This is great for cucumber plants, which will have stunted growth when subjected to low temperatures. If the heat becomes excessive in a greenhouse, move the cucumber plants outside, or leave the doors and windows open for ventilation.

Cucumber Plants Outside

Cucumber Plants Outside

Cucumber plants are annuals that can be grown in USDA hardiness zones 4 through to 12, so as long as the final frost has passed then you should be able to grow cucumber plants outside in your garden with success. As these plants thrive in soil temperatures in the range of 75–85℉ (24–29℃), you need to ensure they are in a warm spot.

Avoid planting them in the shade where the soil will be cooler. Cucumbers also require plenty of sunlight on their leaves to thrive, so positioning them in a sunny spot will be best.

To help the soil maintain a warm temperature, you can add mulch over the soil which will act as an insulator. This also helps to prevent moisture evaporation, ensuring the roots of the plant get the hydration they need.

Cucumber Plant Night Temperature Tolerance

Cucumber Plant Night Temperature Tolerance

Temperatures in most regions will drop during nighttime, and this can be a problem for cucumber plants if the temperature dips too low. Cucumber plants perform best when the soil temperature does not drop below 65℉ (18℃), however, they can tolerate nighttime temperatures down to 55℉ (13℃).

If the temperature gets any colder than this, then the cucumber plant is at a high risk of not surviving. When the temperatures enter the 40’s, the cucumber plant will not immediately die but instead will sustain obvious damage to the leaves, stems, flowers, and fruits. If the temperature remains below 50℉ (10℃) for several nights, then the growth of the cucumber plant will stop, and it may not be able to recover, even when the temperatures rise again.

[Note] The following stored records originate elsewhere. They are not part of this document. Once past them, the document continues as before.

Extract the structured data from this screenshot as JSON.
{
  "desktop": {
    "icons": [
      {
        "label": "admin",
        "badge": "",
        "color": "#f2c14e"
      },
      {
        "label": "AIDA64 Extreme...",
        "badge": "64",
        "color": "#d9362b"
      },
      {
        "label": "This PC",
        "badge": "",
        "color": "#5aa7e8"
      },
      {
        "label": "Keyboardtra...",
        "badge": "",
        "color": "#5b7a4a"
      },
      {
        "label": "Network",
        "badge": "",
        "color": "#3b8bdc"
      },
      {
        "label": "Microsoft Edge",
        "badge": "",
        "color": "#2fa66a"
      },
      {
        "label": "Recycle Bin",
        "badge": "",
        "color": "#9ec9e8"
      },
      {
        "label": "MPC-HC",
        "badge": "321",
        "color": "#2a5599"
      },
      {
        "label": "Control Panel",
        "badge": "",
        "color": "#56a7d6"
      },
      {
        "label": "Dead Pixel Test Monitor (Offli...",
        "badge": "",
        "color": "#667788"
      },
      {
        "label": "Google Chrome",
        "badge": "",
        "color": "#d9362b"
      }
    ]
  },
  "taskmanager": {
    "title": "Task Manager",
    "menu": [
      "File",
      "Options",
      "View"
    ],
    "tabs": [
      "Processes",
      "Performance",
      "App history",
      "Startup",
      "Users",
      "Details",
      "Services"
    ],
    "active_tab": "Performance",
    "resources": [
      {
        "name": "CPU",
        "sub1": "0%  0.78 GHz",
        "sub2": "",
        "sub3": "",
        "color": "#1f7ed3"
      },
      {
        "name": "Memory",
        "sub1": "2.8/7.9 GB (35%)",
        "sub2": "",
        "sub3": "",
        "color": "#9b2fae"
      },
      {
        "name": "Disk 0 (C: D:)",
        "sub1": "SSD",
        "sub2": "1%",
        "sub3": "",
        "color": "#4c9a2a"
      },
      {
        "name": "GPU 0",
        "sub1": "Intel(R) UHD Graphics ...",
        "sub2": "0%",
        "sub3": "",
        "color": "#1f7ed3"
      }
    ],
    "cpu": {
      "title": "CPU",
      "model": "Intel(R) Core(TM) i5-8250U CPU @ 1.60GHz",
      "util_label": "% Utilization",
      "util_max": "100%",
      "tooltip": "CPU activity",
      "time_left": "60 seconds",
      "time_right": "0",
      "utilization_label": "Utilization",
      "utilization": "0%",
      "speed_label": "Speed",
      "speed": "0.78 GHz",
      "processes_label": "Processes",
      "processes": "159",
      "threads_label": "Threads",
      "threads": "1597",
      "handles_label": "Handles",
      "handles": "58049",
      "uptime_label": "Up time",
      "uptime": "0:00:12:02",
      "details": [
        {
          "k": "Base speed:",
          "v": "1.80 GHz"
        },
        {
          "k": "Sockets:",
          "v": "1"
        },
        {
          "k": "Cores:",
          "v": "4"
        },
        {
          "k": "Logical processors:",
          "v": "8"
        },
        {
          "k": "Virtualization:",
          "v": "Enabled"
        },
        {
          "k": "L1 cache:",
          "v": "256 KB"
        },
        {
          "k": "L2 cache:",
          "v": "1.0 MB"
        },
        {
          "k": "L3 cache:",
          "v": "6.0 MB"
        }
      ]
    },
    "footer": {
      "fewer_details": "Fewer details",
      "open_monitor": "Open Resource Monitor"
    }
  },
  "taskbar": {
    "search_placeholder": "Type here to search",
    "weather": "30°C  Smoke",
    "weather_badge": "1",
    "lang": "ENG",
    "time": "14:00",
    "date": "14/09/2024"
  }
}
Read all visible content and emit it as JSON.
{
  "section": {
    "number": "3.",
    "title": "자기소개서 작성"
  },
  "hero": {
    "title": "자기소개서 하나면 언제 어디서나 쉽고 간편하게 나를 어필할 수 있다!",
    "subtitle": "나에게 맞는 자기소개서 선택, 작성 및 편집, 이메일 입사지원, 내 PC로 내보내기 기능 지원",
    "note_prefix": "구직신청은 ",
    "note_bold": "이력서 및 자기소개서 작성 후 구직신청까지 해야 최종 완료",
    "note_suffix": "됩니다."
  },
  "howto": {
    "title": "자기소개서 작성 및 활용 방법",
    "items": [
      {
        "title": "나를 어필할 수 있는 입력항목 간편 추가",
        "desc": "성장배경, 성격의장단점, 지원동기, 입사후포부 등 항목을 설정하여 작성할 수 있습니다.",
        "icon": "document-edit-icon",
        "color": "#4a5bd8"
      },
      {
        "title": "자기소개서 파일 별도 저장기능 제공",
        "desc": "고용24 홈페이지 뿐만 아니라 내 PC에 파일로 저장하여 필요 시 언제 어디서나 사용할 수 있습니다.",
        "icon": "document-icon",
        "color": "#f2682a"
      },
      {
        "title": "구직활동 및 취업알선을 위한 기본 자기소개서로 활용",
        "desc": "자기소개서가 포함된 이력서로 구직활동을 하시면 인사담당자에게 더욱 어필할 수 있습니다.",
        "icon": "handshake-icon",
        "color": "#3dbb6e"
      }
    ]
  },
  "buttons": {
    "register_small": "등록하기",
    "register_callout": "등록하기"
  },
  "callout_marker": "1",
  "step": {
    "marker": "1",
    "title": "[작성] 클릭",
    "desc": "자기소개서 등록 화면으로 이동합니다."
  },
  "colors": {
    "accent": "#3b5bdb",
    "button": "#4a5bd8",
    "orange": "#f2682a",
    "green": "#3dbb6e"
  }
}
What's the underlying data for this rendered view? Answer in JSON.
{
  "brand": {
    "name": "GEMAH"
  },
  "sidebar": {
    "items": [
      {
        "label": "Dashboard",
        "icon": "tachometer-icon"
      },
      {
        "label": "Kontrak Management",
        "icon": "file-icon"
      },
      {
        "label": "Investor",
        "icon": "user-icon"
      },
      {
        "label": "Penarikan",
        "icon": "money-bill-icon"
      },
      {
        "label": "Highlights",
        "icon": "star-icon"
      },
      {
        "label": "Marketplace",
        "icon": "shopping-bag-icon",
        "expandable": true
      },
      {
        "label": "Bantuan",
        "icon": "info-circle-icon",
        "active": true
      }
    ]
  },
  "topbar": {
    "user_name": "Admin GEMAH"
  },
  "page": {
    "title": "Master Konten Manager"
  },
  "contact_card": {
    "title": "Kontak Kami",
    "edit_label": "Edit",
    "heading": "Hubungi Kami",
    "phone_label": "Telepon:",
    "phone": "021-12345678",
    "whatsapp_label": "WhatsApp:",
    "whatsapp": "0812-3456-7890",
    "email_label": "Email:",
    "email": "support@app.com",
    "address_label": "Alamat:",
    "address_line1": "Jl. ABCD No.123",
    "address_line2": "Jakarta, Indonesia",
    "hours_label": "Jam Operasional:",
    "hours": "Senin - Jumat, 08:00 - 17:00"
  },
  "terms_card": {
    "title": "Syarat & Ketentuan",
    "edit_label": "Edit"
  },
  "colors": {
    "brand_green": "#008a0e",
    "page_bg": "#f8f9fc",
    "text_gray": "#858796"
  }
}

Cold damage can present itself as wilting foliage, or brown marks on the leaves and fruits. Once a cucumber plant has sustained cold damage, even if it survives, it will be more susceptible to disease in the future. For these reasons, it is important to keep cucumber plants at suitable temperatures.